Innovate or perish!
The motto of a rapidly changing business environment has never been more accurate.
Companies – and countries for that matter – that fail to prioritise innovation are likely to lose the market battle. This is more so the case during massive crises such is the Covid-19 pandemic.
How can we be sure of this?
Let’s look at this.
At the end of August 2020, a landmark business event happened. The U.S. technology stocks have exceeded $9.1 trillion USD, while Europe’s entire stock market was valued at $8.9 trillion USD.
As an illustration, in 2016 Europe’s market cap was four times the size of the U.S. tech sector.
Apple, Microsoft, Alphabet, Amazon and Facebook combined are worth $7.5 trillion.
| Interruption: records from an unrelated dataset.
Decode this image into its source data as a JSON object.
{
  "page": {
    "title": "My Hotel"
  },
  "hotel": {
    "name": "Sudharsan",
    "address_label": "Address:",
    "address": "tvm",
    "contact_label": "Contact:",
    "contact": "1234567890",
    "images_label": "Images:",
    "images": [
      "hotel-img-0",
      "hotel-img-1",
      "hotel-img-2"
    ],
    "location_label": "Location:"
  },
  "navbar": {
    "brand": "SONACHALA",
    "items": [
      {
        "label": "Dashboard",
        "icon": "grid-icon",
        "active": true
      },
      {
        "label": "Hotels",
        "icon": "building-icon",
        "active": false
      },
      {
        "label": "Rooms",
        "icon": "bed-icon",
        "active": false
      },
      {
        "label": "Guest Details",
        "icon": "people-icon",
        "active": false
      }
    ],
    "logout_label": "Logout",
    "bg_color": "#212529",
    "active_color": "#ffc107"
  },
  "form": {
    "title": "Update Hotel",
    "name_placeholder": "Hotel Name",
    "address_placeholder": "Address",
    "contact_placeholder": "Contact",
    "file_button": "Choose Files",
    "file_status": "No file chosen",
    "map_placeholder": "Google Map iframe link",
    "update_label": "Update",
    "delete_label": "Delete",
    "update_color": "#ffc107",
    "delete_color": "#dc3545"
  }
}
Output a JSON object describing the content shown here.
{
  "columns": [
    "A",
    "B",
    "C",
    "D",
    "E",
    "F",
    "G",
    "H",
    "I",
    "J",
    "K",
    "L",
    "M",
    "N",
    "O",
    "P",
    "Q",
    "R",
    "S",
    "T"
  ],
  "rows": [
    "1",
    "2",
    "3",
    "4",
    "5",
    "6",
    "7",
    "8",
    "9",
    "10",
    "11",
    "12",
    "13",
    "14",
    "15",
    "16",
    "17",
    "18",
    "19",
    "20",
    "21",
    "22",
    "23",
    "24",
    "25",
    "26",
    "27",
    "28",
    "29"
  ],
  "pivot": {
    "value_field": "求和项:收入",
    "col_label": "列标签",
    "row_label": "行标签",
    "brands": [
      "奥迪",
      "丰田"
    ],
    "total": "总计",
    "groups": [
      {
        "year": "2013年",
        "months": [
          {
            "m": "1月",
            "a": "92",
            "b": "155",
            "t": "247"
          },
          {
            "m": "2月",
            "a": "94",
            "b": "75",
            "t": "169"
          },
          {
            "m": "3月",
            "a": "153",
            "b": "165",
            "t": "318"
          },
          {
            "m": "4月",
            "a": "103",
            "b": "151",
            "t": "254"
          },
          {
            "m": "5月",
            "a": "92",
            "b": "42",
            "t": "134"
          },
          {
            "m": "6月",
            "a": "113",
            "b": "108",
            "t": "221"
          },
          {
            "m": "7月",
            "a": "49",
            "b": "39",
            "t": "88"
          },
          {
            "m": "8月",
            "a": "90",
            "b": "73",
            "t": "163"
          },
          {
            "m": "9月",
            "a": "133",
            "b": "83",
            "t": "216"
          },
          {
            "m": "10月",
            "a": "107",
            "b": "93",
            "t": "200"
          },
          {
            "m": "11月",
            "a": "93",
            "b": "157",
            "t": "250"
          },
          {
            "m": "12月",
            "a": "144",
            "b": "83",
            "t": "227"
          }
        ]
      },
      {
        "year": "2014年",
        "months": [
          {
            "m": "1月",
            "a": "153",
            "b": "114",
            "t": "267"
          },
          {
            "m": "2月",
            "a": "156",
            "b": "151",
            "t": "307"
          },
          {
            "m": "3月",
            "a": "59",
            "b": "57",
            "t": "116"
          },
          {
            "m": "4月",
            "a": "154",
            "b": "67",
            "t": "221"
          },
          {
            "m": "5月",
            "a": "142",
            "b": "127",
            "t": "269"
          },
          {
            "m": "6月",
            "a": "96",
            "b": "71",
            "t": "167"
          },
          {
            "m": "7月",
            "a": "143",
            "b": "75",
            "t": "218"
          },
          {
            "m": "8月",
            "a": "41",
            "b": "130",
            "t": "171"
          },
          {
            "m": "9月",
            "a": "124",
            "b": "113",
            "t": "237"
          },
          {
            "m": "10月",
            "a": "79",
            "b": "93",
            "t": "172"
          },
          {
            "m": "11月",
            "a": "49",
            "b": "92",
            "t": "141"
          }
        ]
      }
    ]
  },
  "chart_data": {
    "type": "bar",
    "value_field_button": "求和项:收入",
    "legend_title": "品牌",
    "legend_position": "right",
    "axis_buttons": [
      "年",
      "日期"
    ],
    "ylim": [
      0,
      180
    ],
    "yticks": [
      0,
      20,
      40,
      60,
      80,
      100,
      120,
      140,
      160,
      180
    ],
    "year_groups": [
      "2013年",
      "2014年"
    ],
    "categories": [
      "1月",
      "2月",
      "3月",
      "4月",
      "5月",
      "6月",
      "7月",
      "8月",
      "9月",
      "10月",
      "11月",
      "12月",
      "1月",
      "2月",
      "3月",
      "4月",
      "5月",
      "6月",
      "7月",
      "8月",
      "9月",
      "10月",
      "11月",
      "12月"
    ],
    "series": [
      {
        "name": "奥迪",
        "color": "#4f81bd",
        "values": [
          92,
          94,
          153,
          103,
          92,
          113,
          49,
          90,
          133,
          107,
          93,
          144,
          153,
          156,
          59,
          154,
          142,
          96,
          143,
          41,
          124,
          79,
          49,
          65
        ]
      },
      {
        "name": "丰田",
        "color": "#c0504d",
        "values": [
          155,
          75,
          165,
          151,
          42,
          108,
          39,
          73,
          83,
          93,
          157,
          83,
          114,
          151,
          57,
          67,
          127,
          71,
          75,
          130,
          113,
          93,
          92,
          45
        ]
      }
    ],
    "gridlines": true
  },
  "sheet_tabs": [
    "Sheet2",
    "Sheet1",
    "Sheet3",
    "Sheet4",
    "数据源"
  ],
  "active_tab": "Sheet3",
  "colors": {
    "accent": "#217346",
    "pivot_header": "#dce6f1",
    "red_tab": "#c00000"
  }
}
It’s all about the tech industry. On top of this, six out of eight companies that ranked in the top 50 most innovative companies since 2005 are in tech. Cut Amazon and add to the list above IBM and Hewlett-Packard.
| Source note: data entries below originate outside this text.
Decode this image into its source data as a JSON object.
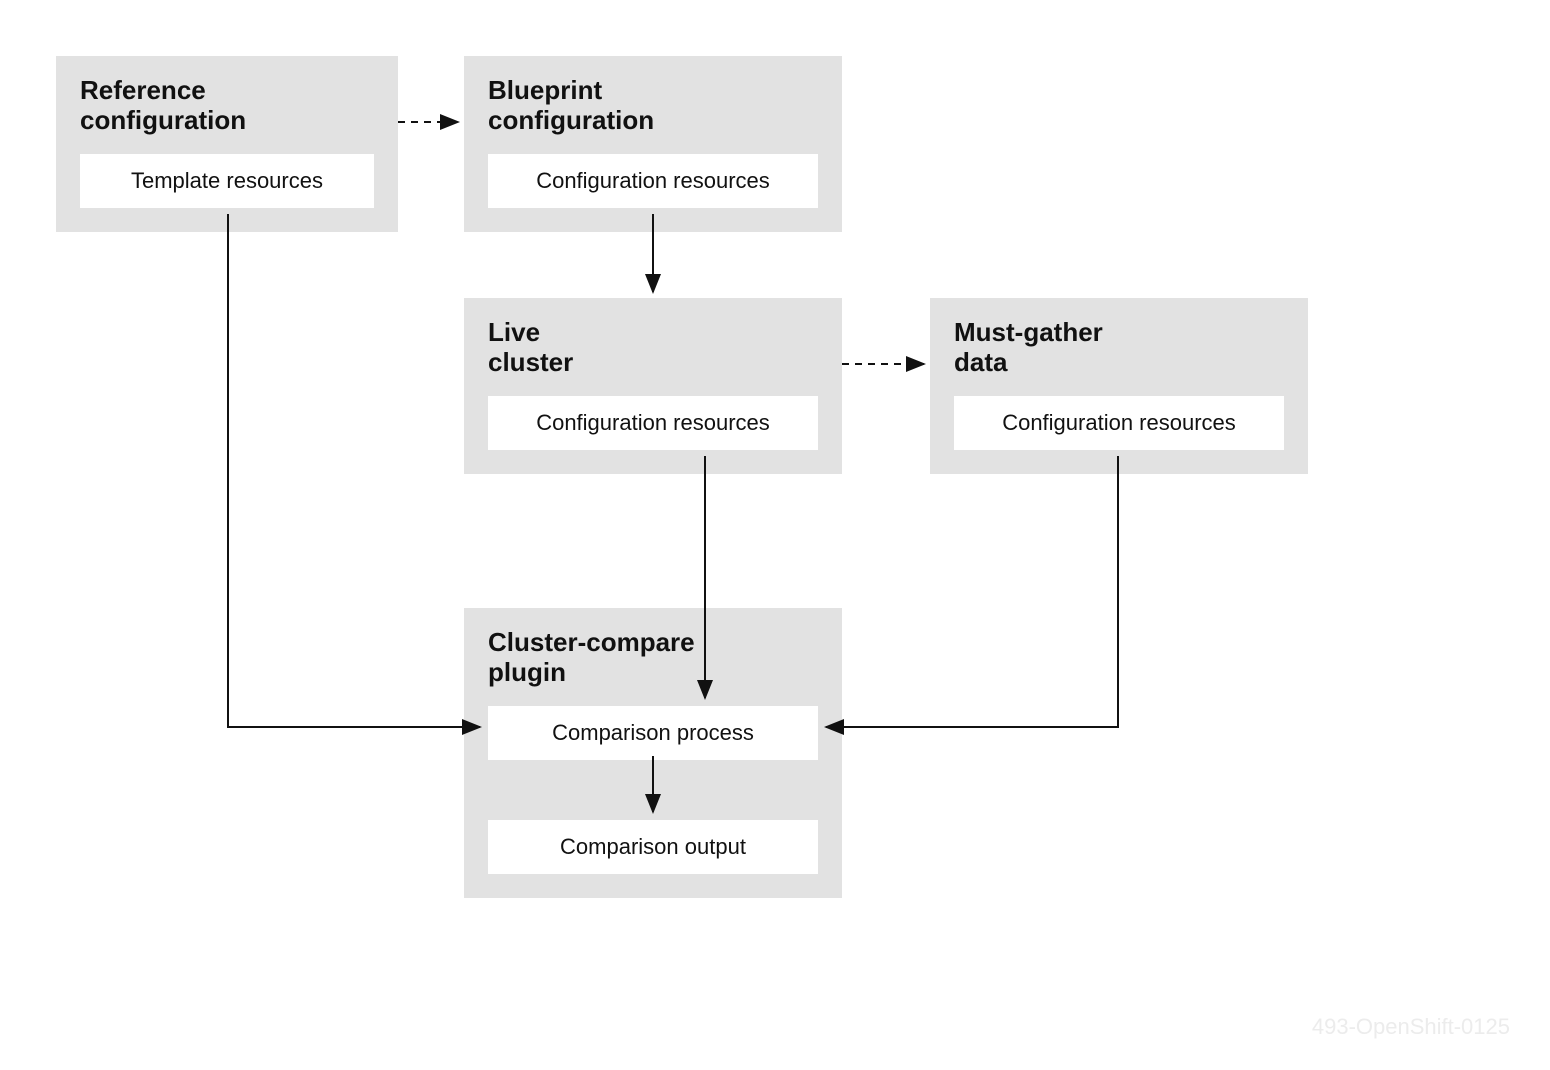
{
  "boxes": {
    "reference": {
      "title_l1": "Reference",
      "title_l2": "configuration",
      "resource": "Template resources"
    },
    "blueprint": {
      "title_l1": "Blueprint",
      "title_l2": "configuration",
      "resource": "Configuration resources"
    },
    "live": {
      "title_l1": "Live",
      "title_l2": "cluster",
      "resource": "Configuration resources"
    },
    "mustgather": {
      "title_l1": "Must-gather",
      "title_l2": "data",
      "resource": "Configuration resources"
    },
    "plugin": {
      "title_l1": "Cluster-compare",
      "title_l2": "plugin",
      "resource1": "Comparison process",
      "resource2": "Comparison output"
    }
  },
  "watermark": "493-OpenShift-0125"
}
Now comes the interesting part.
More targeted innovation, more profits
Annual surveys of Boston Consulting Group (BCG) offer insights on the top 50 most innovative companies in the world. Though the 2020 survey shows major reshuffling at the top ten innovation frontrunners, one finding is striking.
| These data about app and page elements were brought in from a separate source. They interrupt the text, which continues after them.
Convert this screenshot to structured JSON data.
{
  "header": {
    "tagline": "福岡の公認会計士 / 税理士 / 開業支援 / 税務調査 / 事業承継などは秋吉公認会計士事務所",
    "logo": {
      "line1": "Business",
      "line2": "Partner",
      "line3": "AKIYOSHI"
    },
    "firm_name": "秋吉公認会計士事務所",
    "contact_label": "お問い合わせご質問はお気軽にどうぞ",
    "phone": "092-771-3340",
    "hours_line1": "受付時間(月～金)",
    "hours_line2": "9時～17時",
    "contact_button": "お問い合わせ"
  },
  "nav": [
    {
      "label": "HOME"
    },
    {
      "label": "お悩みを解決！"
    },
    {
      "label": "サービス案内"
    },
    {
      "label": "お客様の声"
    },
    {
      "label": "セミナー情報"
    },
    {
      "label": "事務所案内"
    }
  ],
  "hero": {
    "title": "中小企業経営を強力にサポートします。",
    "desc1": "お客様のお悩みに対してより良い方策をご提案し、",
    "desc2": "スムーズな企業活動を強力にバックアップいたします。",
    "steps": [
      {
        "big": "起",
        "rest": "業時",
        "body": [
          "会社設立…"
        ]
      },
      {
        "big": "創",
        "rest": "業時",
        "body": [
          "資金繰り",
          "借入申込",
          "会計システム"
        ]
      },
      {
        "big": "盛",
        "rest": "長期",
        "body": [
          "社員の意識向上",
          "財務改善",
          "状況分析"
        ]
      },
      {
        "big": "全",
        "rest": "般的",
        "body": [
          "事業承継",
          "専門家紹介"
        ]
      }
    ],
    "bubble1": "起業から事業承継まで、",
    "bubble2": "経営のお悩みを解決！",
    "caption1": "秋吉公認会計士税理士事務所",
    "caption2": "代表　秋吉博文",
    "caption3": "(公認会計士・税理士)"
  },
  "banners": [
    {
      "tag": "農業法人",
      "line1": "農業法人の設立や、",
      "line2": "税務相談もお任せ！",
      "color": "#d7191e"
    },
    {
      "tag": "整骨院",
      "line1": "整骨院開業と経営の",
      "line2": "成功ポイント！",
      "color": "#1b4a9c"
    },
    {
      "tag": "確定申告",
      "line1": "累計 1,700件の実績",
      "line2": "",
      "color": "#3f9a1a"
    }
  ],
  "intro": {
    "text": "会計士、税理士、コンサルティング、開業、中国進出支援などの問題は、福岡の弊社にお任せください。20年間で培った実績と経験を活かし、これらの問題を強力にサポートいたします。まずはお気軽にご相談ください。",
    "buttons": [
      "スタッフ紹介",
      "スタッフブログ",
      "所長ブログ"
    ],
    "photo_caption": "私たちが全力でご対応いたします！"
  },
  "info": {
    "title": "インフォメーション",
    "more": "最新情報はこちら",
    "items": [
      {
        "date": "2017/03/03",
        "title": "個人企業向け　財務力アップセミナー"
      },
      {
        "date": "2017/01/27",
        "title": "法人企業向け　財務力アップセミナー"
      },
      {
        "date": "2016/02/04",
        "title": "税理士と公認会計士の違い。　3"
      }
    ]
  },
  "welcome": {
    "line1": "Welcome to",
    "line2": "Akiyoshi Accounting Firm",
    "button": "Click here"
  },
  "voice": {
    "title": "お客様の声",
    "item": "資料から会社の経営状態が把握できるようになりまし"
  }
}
Compared to 2019 when Google (Alphabet) ranked first, followed by Amazon, Apple, Microsoft and Samsung, the top five list in 2020 looks pretty similar: Apple ranks 1st, Google 2nd, Amazon 3rd, Microsoft 4th, and Samsung 5th.
Remember the $7.5 trillion above?
Trillions attract other players seeking their cut of the cake. The result?
A possible major reshuffling among the world’s most innovative companies in the near future. The Chinese companies lead the charge.
The Chinese tech giant Huawei jumped unbelievable 42 spots to rank just below the top five. This tremendous achievement is most likely due to an increase of $19 billion investment in research & innovation (R&I).
Considering that the return on innovation investment (ROI2) is calculated as the ratio of R&I expenditures and profits generated through sales of new products or services, Huawei’s investments paid off big time. Huawei shipped in the second quarter of 2020 more smartphones than Apple and Samsung.
This has not happened since 2011.
The Chinese eCommerce behemoth Alibaba is another big surprise. Alibaba that scored at 7th place following the 16 positions jump.
Six out of the ten most innovative companies are the U.S. technology/consumer goods giants, with two Chinese, one Japanese and South Korean companies. Out of the top 50 twelve companies are based in Europe.
However, in ten years the list is going to be dominated by the Chinese including Tencent (ranks 14) or Xiaomi that returned to the list and jumped immediately to 24th place.
What can we learn from such rankings?
Saying “We are committed to innovating!” means nothing to companies’ business performance unless they actually do something about it. Two third of all surveyed companies fail to implement their strategies, which affects their performance.
The best performers stick to their strategies and grow bigger.
Among the 50 most innovative companies on BCG’s 2020 list a typical “small” company is worth $30 billion, 170% more compared to 2005 $11 billion. Innovation does pay off.
More importantly, the top performers are continuously committed to innovation.
That’s why out of the 162 companies that have been on BCG’s top 50 list since 2005, less than one third appeared just once and 57% appeared three times or fewer. The only eight companies that made it to the list each time are also the best-performing companies overall: Alphabet, Amazon, Apple, HP, IBM, Microsoft, Samsung, and Toyota.
Top innovative companies embrace the benefits of scale.
During the Covid-19 crisis, it became apparent that serial innovation is more relevant than ever. Companies need to find ways to adapt to the technological exponential changes, broken value and supply chains, new and business models.
The Covid-19 – or similar major crises – are the challenging times for all organisations and a perfect justification to invest more in innovation. Organisations that invest more in R&I are more likely to benefit in the long run. It is also a perfect window of opportunity to leverage quick adaptations that can give us edge against competitors, regardless of the type of industry.
Can the Western Balkans leverage on these experiences?
The recent developments offer some grounds for optimism. All the Western Balkans countries managed to improve the digitalisation of public services, but targeted investments in digital infrastructures as the key ingredient for smart solutions need be much more vigorous.
Some regional players made breakthroughs by investing, but the region overall needs to speed up its innovation efforts.
If the region truly wants to come close to the most developed parts of the world, some lessons can be extremely valuable.
Yet, this is possible only if there is a clear political commitment that often fails to materialise.